A group of the biggest names in TV research are set to explode some commonly held myths about how consumers watch TV. Their findings about what's really going on in the world of video consumption will be unveiled next week. The survey is expected to reveal such things as which age groups do the most media multi-tasking; whether younger viewers are really shifting away from traditional TV and how much commercial time viewers are exposed to.
The Council for Research Excellence, a cross-industry think tank of top executives from agencies and TV networks, has spent the past year executing a $3.5 billion million (B&C has updated their typo, but it was kind of fun while it lasted) project called the "Video Consumer Mapping Study." The initiative is described as, "the largest and most significant observational study of media activity ever undertaken."
Shari Anne Brill, Senior-VP director of at Carat, who has been intimately involved with the project said, "People are in fact watching commercials and not running screaming from the room and younger viewers haven't abandoned television." The major findings are being kept for a presentation on Thursday, March 26.
The study was funded, in part, by Nielsen Media Research, and was created to investigate commonly held, but perhaps mistaken beliefs about TV viewings. The Council for Research Excellence put together their wish-list of questions to help better inform marketers about their fears on such issues as DVR penetration.
$3.5 BILLION dollars? Really? Hopefully that tracks this stuff for the next several years.
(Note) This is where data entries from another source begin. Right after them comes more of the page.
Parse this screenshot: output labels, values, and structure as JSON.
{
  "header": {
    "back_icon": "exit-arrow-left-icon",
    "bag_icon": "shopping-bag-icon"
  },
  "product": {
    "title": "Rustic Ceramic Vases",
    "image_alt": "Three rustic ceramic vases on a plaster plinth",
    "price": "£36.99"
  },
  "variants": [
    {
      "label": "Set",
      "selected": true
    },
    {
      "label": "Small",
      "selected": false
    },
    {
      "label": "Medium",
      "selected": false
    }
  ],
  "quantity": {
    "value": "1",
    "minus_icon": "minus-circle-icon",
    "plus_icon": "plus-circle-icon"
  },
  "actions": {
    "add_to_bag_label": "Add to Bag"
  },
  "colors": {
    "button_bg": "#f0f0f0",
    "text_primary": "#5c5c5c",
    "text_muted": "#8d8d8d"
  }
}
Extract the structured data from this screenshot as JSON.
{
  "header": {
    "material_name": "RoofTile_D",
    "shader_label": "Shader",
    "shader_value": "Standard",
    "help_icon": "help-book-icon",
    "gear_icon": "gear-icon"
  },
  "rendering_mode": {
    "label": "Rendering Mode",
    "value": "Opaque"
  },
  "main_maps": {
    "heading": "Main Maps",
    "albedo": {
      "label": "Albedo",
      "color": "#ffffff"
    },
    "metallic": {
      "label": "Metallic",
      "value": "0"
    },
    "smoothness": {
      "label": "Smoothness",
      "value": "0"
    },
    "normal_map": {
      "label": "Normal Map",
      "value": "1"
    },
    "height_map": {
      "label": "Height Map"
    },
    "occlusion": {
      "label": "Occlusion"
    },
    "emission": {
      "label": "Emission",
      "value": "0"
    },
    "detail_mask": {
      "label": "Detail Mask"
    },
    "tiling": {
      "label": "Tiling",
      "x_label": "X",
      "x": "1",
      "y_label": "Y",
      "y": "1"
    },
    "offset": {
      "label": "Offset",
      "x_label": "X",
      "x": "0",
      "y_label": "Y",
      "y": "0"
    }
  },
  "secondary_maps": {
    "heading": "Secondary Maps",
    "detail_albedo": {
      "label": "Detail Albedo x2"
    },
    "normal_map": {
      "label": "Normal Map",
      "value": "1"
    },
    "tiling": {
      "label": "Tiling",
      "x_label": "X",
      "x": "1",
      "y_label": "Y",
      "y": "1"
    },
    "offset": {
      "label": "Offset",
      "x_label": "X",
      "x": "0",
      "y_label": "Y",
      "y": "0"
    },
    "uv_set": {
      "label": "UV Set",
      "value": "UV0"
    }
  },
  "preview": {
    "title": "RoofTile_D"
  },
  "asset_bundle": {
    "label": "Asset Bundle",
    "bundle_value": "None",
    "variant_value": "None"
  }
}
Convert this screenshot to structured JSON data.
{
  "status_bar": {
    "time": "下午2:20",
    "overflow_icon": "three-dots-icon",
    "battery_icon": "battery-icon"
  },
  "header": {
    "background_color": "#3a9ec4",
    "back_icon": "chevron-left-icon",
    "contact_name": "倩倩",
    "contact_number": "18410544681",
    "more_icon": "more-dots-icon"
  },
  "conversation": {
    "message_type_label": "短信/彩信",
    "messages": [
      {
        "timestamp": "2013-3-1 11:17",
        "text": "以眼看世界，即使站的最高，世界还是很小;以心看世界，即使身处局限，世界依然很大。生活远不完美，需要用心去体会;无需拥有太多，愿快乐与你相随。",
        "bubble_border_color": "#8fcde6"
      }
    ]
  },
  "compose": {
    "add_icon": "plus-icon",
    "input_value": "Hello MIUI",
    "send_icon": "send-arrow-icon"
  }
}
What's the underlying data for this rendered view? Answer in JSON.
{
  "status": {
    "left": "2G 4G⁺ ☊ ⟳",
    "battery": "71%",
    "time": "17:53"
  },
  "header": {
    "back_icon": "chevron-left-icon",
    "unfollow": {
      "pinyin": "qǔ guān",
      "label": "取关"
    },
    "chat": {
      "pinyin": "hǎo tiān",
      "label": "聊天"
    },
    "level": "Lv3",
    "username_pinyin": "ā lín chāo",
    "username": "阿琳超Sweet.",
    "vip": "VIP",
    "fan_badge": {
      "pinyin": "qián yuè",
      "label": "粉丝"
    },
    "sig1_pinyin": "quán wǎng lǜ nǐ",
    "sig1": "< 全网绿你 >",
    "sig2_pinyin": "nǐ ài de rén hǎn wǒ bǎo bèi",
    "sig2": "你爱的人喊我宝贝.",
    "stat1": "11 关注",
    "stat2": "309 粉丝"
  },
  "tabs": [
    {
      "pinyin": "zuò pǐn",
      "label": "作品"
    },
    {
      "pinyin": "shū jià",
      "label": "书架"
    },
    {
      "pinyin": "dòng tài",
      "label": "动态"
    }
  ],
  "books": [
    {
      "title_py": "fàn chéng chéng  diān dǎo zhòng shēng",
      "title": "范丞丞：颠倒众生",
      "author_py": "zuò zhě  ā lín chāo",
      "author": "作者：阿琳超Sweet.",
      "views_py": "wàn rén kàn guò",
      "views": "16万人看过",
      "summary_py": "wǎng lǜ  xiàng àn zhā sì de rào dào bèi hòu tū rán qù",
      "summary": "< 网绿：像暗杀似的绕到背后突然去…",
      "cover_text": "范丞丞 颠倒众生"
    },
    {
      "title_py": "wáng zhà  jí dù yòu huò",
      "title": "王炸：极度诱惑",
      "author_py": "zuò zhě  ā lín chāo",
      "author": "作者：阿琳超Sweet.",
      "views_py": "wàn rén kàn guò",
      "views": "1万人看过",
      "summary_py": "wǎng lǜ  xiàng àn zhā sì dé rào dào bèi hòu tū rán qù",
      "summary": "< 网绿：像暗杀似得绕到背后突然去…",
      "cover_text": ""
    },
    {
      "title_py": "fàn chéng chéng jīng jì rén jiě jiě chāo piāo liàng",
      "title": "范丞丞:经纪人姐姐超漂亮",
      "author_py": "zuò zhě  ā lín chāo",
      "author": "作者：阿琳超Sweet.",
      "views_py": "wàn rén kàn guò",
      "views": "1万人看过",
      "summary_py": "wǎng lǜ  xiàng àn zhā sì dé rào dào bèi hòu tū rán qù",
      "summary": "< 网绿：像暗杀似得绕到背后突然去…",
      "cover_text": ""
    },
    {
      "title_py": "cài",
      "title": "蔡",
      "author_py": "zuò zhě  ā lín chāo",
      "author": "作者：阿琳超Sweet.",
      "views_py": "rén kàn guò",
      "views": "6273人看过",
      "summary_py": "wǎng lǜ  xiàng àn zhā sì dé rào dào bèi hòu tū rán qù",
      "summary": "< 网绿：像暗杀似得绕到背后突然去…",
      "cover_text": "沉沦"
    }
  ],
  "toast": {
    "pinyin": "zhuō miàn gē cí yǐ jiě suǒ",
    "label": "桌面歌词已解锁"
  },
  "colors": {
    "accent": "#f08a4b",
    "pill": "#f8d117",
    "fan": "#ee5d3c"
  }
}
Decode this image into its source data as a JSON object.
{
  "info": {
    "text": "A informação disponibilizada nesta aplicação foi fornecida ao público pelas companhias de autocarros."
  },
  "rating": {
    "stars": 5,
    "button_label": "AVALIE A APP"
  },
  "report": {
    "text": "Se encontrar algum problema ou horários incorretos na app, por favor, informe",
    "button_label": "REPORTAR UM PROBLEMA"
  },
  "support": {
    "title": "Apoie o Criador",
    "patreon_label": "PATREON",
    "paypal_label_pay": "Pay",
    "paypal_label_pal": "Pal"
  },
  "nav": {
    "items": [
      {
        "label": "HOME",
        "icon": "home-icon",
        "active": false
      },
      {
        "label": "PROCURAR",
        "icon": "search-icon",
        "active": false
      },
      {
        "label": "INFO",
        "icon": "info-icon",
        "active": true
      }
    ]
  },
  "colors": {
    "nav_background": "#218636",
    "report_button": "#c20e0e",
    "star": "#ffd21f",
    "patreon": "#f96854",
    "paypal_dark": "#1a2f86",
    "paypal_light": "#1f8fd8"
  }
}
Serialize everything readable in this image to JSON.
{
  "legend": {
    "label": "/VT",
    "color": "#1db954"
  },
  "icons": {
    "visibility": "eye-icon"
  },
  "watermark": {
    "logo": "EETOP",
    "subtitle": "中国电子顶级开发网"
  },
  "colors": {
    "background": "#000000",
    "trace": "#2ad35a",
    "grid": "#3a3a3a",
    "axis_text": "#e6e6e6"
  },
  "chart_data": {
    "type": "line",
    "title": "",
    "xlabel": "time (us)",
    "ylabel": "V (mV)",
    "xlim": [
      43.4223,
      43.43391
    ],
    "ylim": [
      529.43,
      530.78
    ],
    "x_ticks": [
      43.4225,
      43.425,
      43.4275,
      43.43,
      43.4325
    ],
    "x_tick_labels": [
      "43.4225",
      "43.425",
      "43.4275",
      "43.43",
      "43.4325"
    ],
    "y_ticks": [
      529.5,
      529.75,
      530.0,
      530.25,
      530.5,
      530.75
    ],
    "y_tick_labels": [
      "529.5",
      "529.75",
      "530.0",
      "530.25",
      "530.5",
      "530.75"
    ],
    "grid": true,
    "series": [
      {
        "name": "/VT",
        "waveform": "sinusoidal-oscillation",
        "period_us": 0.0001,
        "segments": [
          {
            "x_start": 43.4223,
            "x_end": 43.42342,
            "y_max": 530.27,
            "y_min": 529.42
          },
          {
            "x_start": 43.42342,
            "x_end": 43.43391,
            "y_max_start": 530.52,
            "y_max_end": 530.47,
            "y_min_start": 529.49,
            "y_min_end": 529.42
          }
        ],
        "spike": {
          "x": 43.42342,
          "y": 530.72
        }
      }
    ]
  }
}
Speaking of which, how they actually did the tracking is pretty interesting -- they used Web cams to watch people!